Activity » Return all lines in the material below that contain "并设置以下属性".
:::::
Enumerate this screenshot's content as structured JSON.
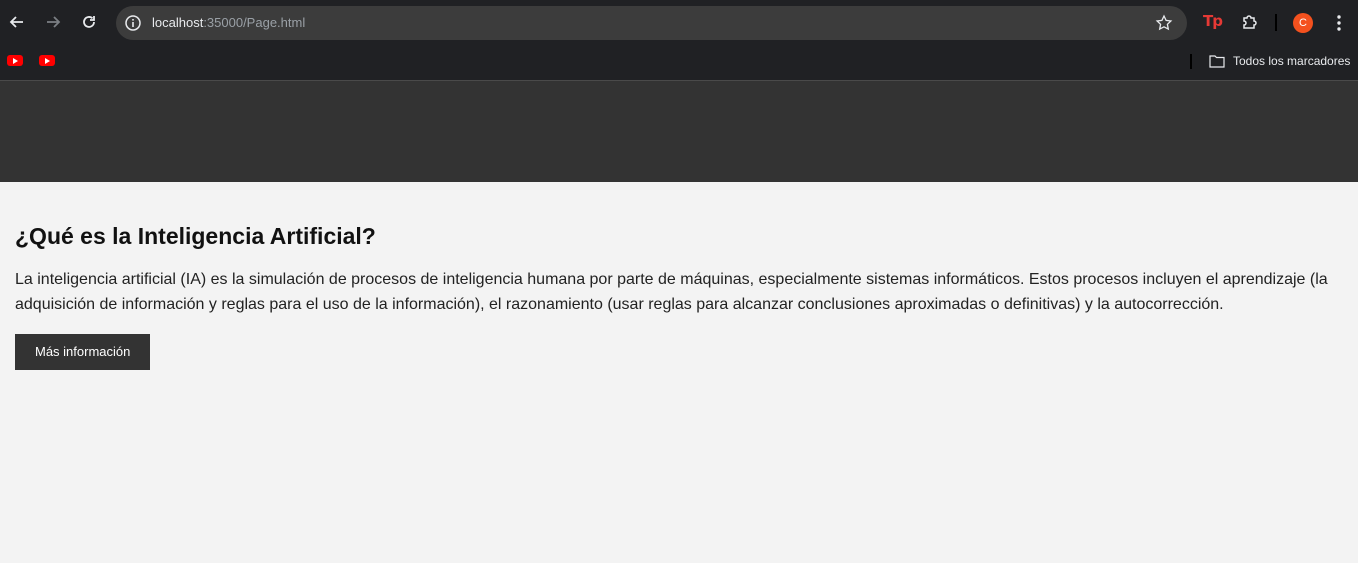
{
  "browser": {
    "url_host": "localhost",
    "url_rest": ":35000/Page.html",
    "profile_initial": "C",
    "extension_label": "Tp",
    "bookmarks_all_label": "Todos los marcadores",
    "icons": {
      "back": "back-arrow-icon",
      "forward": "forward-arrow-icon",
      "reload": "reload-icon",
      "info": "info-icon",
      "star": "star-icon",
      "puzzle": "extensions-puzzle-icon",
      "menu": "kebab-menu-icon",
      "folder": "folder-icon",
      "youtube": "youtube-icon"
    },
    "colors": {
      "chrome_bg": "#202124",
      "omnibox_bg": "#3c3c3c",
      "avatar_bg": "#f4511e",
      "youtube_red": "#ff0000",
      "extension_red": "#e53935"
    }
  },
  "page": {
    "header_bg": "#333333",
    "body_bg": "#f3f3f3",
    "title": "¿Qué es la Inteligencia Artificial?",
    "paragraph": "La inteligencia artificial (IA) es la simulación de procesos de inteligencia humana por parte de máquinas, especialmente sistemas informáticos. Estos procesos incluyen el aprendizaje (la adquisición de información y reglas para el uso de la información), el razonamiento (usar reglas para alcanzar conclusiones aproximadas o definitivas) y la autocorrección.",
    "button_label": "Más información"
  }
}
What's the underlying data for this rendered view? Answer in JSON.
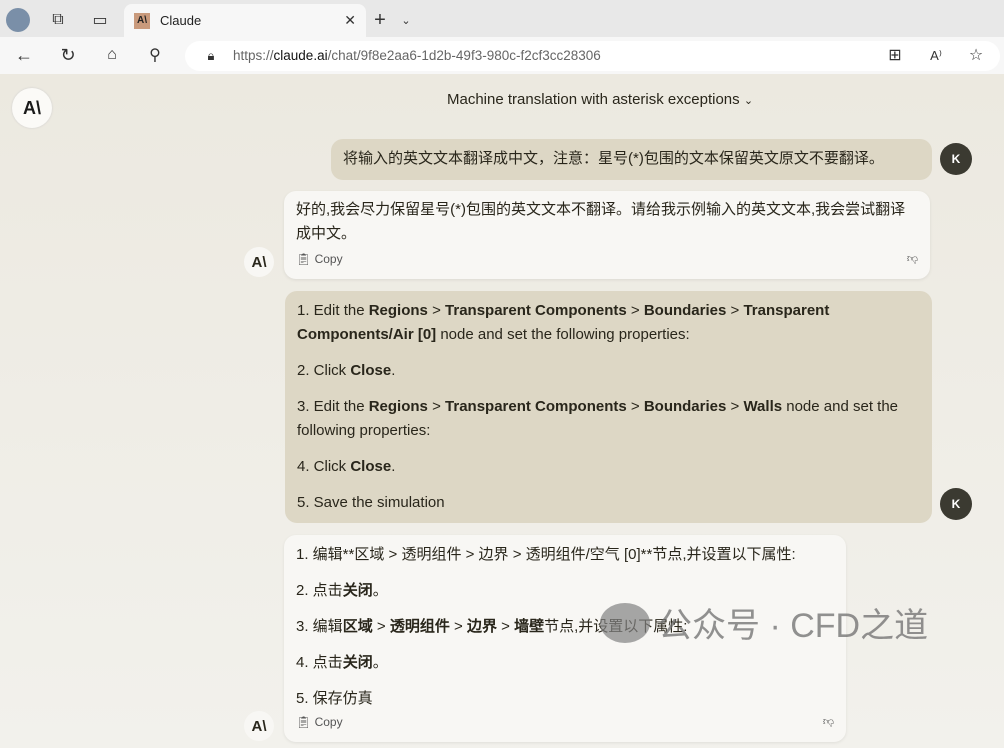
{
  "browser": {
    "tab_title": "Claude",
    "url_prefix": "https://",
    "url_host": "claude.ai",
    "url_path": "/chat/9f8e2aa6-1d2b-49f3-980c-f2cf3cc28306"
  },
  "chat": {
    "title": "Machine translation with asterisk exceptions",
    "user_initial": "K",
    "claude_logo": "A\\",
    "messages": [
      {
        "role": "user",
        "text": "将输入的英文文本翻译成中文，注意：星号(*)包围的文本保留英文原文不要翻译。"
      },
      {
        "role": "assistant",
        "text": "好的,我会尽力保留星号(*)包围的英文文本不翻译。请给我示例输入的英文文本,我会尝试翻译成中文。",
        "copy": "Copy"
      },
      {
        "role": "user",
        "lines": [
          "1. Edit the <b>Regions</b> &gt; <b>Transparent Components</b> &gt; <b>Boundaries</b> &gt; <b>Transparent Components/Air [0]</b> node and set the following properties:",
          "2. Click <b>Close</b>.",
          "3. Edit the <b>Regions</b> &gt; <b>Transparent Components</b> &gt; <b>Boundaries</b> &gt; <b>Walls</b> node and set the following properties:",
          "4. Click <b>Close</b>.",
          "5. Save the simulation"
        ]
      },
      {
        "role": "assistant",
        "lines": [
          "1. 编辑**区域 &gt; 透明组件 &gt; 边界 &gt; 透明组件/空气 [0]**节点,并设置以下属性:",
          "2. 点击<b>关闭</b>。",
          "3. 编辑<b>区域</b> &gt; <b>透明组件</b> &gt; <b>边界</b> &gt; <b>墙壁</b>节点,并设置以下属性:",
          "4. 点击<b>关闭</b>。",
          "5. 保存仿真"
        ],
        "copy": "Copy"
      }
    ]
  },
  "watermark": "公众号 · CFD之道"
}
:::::
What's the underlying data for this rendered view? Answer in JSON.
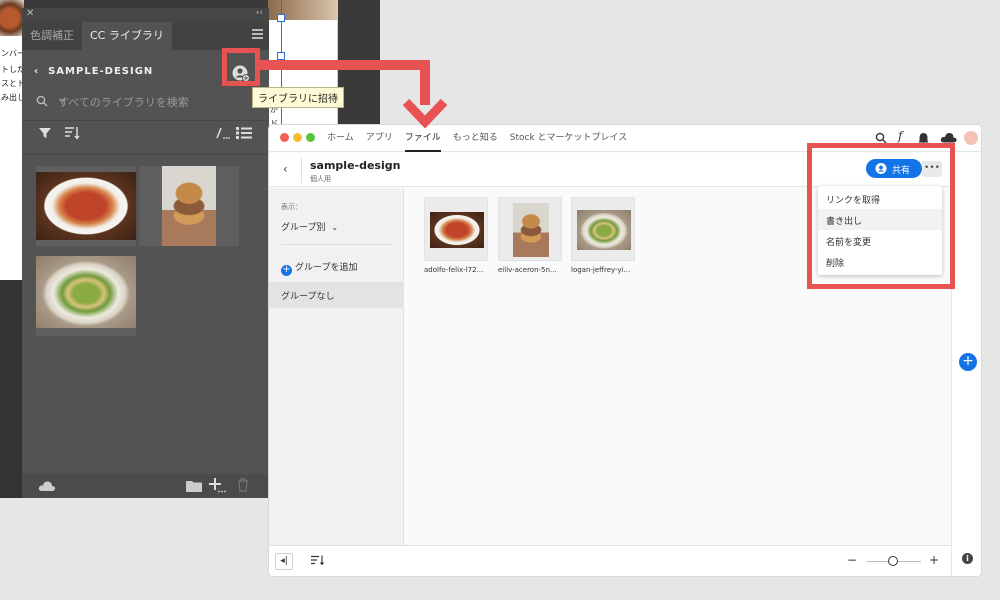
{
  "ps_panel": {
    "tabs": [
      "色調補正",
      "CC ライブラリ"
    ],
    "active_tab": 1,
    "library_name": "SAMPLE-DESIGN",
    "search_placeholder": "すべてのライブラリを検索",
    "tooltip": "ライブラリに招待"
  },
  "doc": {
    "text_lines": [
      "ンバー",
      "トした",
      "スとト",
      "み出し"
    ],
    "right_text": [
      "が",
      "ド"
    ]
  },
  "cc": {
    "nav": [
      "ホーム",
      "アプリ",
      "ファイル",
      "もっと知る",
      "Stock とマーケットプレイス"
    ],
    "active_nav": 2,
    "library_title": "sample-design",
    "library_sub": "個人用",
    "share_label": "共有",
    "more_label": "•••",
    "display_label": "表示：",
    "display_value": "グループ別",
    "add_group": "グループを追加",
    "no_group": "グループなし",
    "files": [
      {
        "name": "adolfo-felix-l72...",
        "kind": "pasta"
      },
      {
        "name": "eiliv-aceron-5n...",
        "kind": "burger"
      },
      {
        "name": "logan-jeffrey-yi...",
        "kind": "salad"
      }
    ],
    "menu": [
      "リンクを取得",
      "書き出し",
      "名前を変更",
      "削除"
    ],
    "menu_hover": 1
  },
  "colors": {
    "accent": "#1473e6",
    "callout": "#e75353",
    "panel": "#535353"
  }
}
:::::
Solution to this task »
          "1. 编辑**区域 &gt; 透明组件 &gt; 边界 &gt; 透明组件/空气 [0]**节点,并设置以下属性:",
          "3. 编辑<b>区域</b> &gt; <b>透明组件</b> &gt; <b>边界</b> &gt; <b>墙壁</b>节点,并设置以下属性:",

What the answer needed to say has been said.